*Assigned task:*
Gather all lines from the material that contain the word "Users".
** Opening Data records block **
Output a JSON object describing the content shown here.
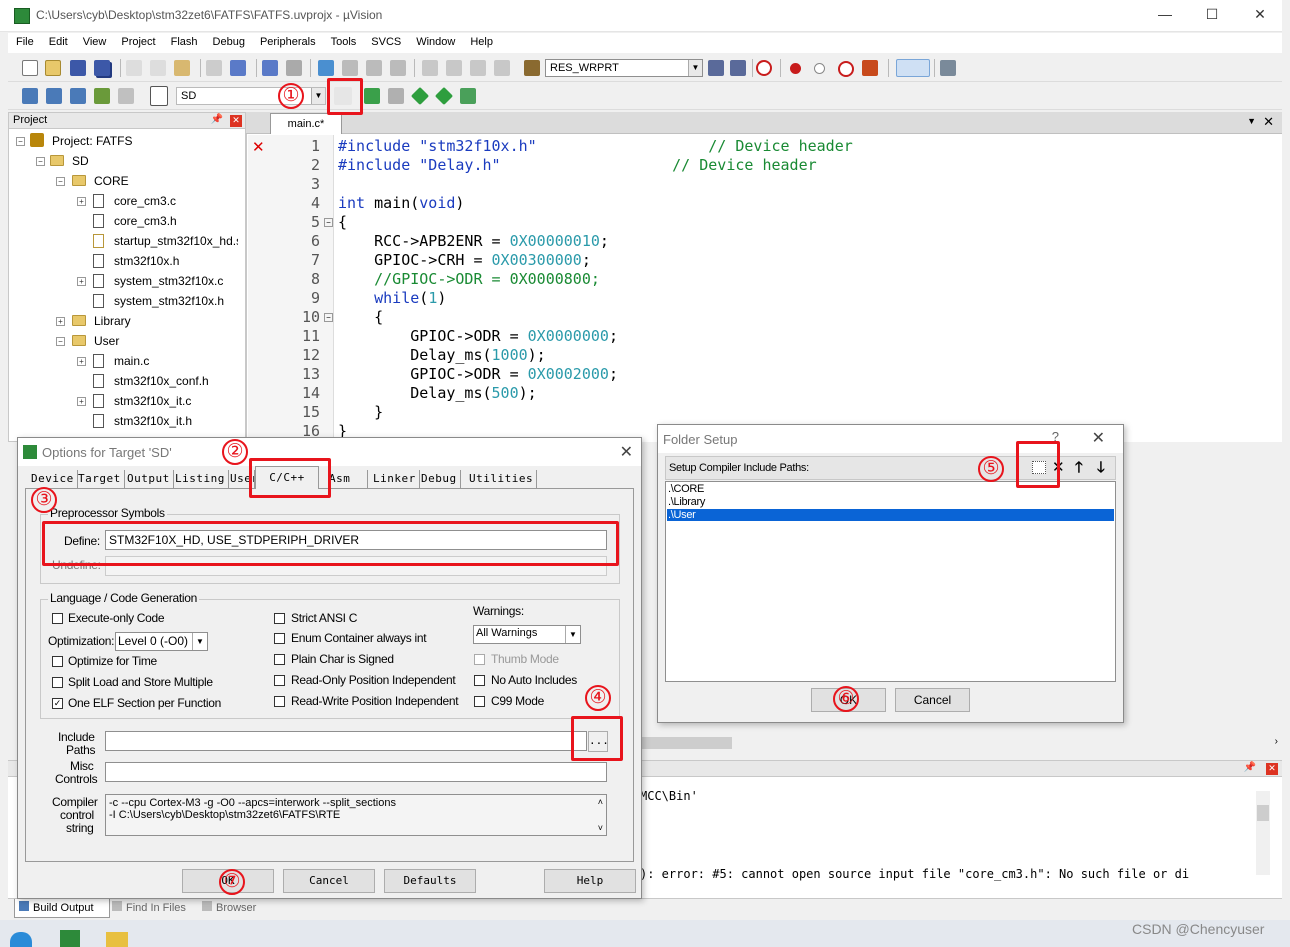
{
  "window": {
    "title": "C:\\Users\\cyb\\Desktop\\stm32zet6\\FATFS\\FATFS.uvprojx - µVision",
    "minimize": "—",
    "maximize": "☐",
    "close": "✕"
  },
  "menu": [
    "File",
    "Edit",
    "View",
    "Project",
    "Flash",
    "Debug",
    "Peripherals",
    "Tools",
    "SVCS",
    "Window",
    "Help"
  ],
  "toolbar": {
    "find_combo": "RES_WRPRT",
    "target_combo": "SD"
  },
  "project": {
    "header": "Project",
    "root": "Project: FATFS",
    "target": "SD",
    "groups": [
      {
        "name": "CORE",
        "files": [
          "core_cm3.c",
          "core_cm3.h",
          "startup_stm32f10x_hd.s",
          "stm32f10x.h",
          "system_stm32f10x.c",
          "system_stm32f10x.h"
        ]
      },
      {
        "name": "Library"
      },
      {
        "name": "User",
        "files": [
          "main.c",
          "stm32f10x_conf.h",
          "stm32f10x_it.c",
          "stm32f10x_it.h"
        ]
      }
    ]
  },
  "editor": {
    "tab": "main.c*",
    "line_numbers": [
      "1",
      "2",
      "3",
      "4",
      "5",
      "6",
      "7",
      "8",
      "9",
      "10",
      "11",
      "12",
      "13",
      "14",
      "15",
      "16"
    ]
  },
  "options_dialog": {
    "title": "Options for Target 'SD'",
    "tabs": [
      "Device",
      "Target",
      "Output",
      "Listing",
      "User",
      "C/C++",
      "Asm",
      "Linker",
      "Debug",
      "Utilities"
    ],
    "preprocessor_group": "Preprocessor Symbols",
    "define_label": "Define:",
    "define_value": "STM32F10X_HD, USE_STDPERIPH_DRIVER",
    "undefine_label": "Undefine:",
    "lang_group": "Language / Code Generation",
    "execute_only": "Execute-only Code",
    "optimization_label": "Optimization:",
    "optimization_value": "Level 0 (-O0)",
    "optimize_time": "Optimize for Time",
    "split_load": "Split Load and Store Multiple",
    "one_elf": "One ELF Section per Function",
    "strict_ansi": "Strict ANSI C",
    "enum_container": "Enum Container always int",
    "plain_char": "Plain Char is Signed",
    "ro_pos": "Read-Only Position Independent",
    "rw_pos": "Read-Write Position Independent",
    "warnings_label": "Warnings:",
    "warnings_value": "All Warnings",
    "thumb_mode": "Thumb Mode",
    "no_auto": "No Auto Includes",
    "c99": "C99 Mode",
    "include_label_1": "Include",
    "include_label_2": "Paths",
    "misc_label_1": "Misc",
    "misc_label_2": "Controls",
    "compiler_label_1": "Compiler",
    "compiler_label_2": "control",
    "compiler_label_3": "string",
    "compiler_line_1": "-c --cpu Cortex-M3 -g -O0 --apcs=interwork --split_sections",
    "compiler_line_2": "-I C:\\Users\\cyb\\Desktop\\stm32zet6\\FATFS\\RTE",
    "browse": "...",
    "ok": "OK",
    "cancel": "Cancel",
    "defaults": "Defaults",
    "help": "Help"
  },
  "folder_dialog": {
    "title": "Folder Setup",
    "help": "?",
    "label": "Setup Compiler Include Paths:",
    "paths": [
      ".\\CORE",
      ".\\Library",
      ".\\User"
    ],
    "ok": "OK",
    "cancel": "Cancel"
  },
  "build_output": {
    "tabs": [
      "Build Output",
      "Find In Files",
      "Browser"
    ],
    "line_1": "MCC\\Bin'",
    "line_2": "): error:  #5: cannot open source input file \"core_cm3.h\": No such file or di"
  },
  "annotations": [
    "①",
    "②",
    "③",
    "④",
    "⑤",
    "⑥",
    "⑦"
  ],
  "watermark": "CSDN @Chencyuser"
}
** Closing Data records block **
*Task result:*
    "title": "C:\\Users\\cyb\\Desktop\\stm32zet6\\FATFS\\FATFS.uvprojx - µVision",
    "compiler_line_2": "-I C:\\Users\\cyb\\Desktop\\stm32zet6\\FATFS\\RTE",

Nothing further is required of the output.